Kitchen Sink Recipes

Kitchen Sink Recipes


From down-east Maine to uptown Oakland and from Savannah to Seattle, there is one talent American cooks have in common: a knack for inventing crazy, mixed-up dishes. This is a nation that loves strange plate-fellows coming together as delicious "kitchen-sink" creations. The brash, rules-be-damned attitude of America's cooks has produced glorious dishes that long ago became edible symbols of their hometown. Creole gumbo, Cincinnati five-way chili and the San Francisco seafood stew known as cioppino are wellknown examples of higgledy-piggledy classics, with nearly as many recipes for each as there are cooks.

Travel around the country, and you'll see that the no-holds-barred spirit continues to thrive, yielding such recent local wonders as the Korean taco of Southern California, barbecue pizza in Memphis and praline bacon in New Orleans. Rochester, New York, has become famous for its garbage plate—an outrageous array of macaroni salad, fried potatoes and hot dogs crowned with chili.

Hoppel poppel has long been a staple of upper Midwest community cookbooks and a Sunday meal on kitchen tables throughout the heartland. Named for a nonsense phrase in an old German nursery rhyme about a nosy child who peeks into the stew pot, hoppel poppel is a scramble of eggs and home fries with pork sausage or beef salami, and optional onions, peppers and mushrooms, the whole shebang topped with melted cheese.

Have you ever eaten a horseshoe? The place to do so is Springfield, Illinois, where this craziest of sandwiches, first served at a local hotel in the 1920s, has become a signature dish. It was so named because its slice of ham on toast resembled a horseshoe on an anvil, and the french fries scattered around it looked like shoeing nails. But it has lost all resemblance to equine footwear and instead become a mountainous plate of ham (or pork tenderloin or fried chicken) eclipsed by countless fries and a spill of cheese sauce, all atop a bed of toast. There are even breakfast shoes made of eggs, hash browns, ham or bacon, and a half-and-half arrangement of cheese sauce and sausage gravy.

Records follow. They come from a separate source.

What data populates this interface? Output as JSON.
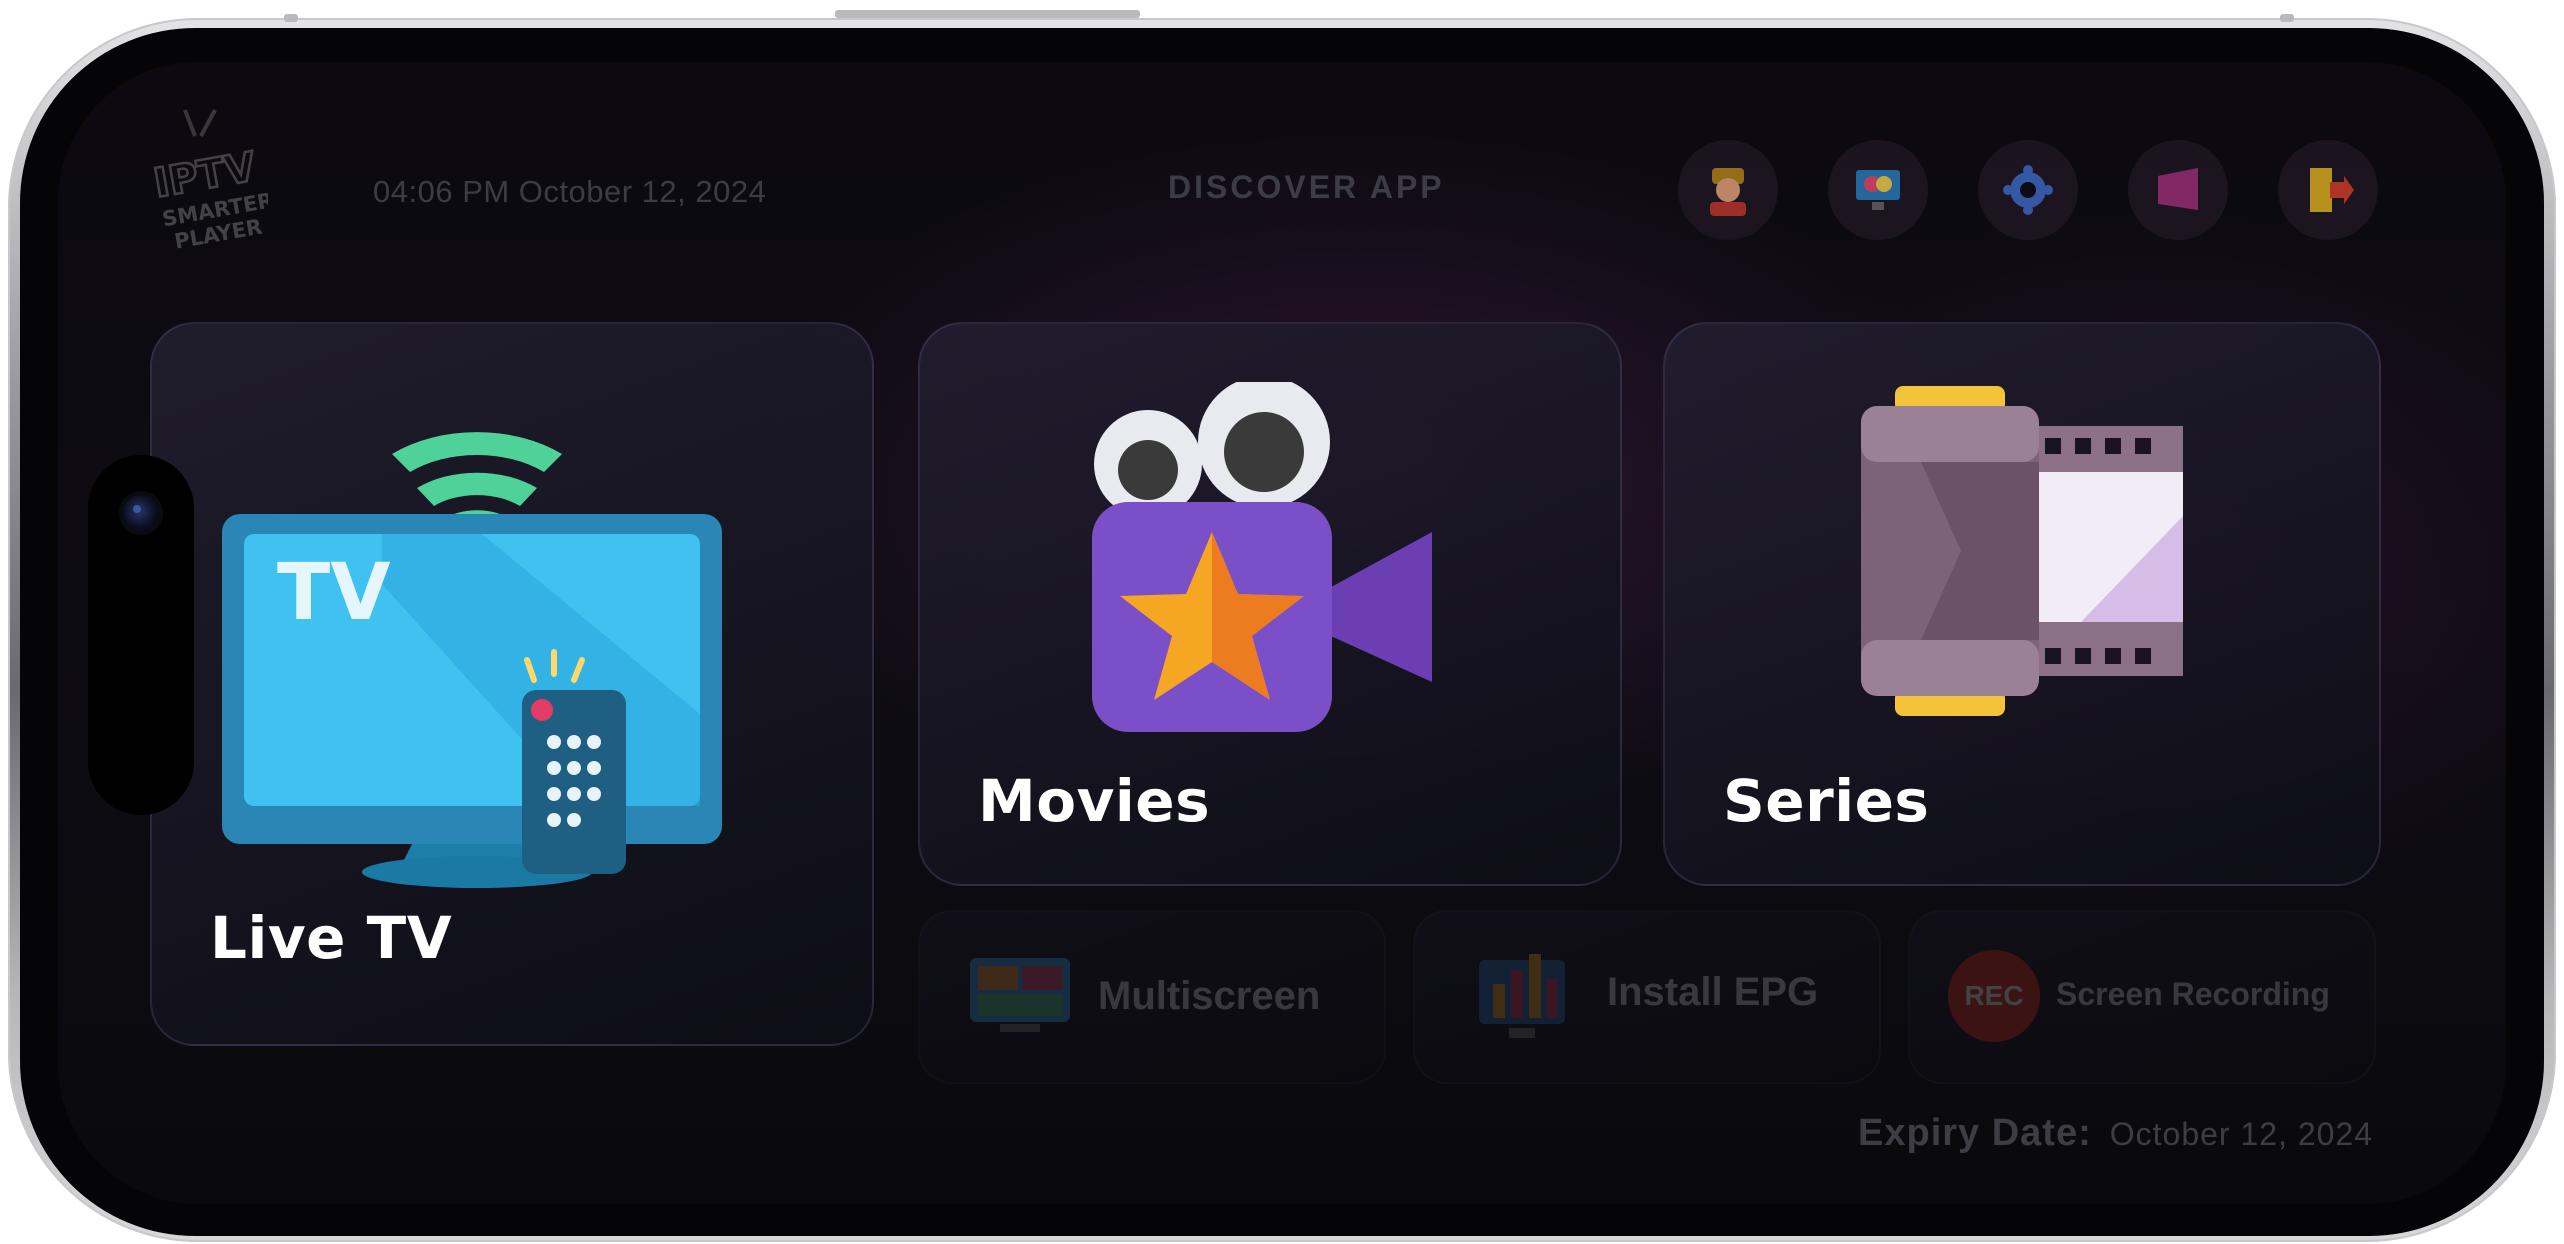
{
  "header": {
    "logo_text": "IPTV SMARTER PLAYER",
    "datetime": "04:06 PM October 12, 2024",
    "discover_label": "DISCOVER APP",
    "icons": [
      "profile-icon",
      "theme-icon",
      "settings-icon",
      "playlist-icon",
      "logout-icon"
    ]
  },
  "cards": {
    "live_tv": "Live TV",
    "live_tv_screen_text": "TV",
    "movies": "Movies",
    "series": "Series"
  },
  "tools": {
    "multiscreen": "Multiscreen",
    "install_epg": "Install EPG",
    "screen_recording": "Screen Recording",
    "rec_badge": "REC"
  },
  "footer": {
    "expiry_label": "Expiry Date:",
    "expiry_value": "October 12, 2024"
  },
  "colors": {
    "background": "#0c0a10",
    "card_border": "#5a5078",
    "tv_blue": "#2bb3e8",
    "wifi_green": "#4fd19a",
    "movie_purple": "#7b4fc8",
    "star_orange": "#f5a623",
    "film_mauve": "#8c7186",
    "film_gold": "#f3c33a"
  }
}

No regional cuisine inspires more creativity than Tex-Mex. Nachos and fajitas practically demand wild ingredients and garnishes, and the border-town breakfast called migas is another recipe with countless variations. In Spanish, migas means crumbs; but on Southwestern menus, it means eggs scrambled with pieces of tortilla and any combination of sausage, salsa, cheese and hot peppers. Frito pie is another local hodgepodge of chili and corn chips crowned with grated cheese and raw onions. On a plate with a few tamales, it's what Arkansas folks know as a spread. Served in an individual bag of Fritos, it's a walking taco. Batter everything together, dunk it in hot oil, and you will have made the No. 1 award-winning food at the 2010 Texas State Fair: deep-fried frito pie. Crazy, huh?

Kitchen Sink Recipes

Migas, My WayMigas, My Way
Quick, easy and delicious, this egg scramble gets a big thumbs-up from my family. Sometimes I substitute fresh corn tortillas for the chips by cutting them into strips and sauteing them with the pepper and onion.
—Joan Hallford, North Richland Hills, Texas

Southwest Frito PieSouthwest Frito Pie
I got a real culture shock when we moved to New Mexico several years ago, but we grew to love the food. Now, back in South Carolina, we still crave New Mexican dishes, and this is one of my go-to favorites.
—Janet Scoggins, North Augusta, South Carolina

Fresh and Spicy CioppinoFresh and Spicy Cioppino
Using prepared pasta sauce makes this hearty and hot one-pot dinner a cinch.
—Doris Mancini, Port Orchard, Washington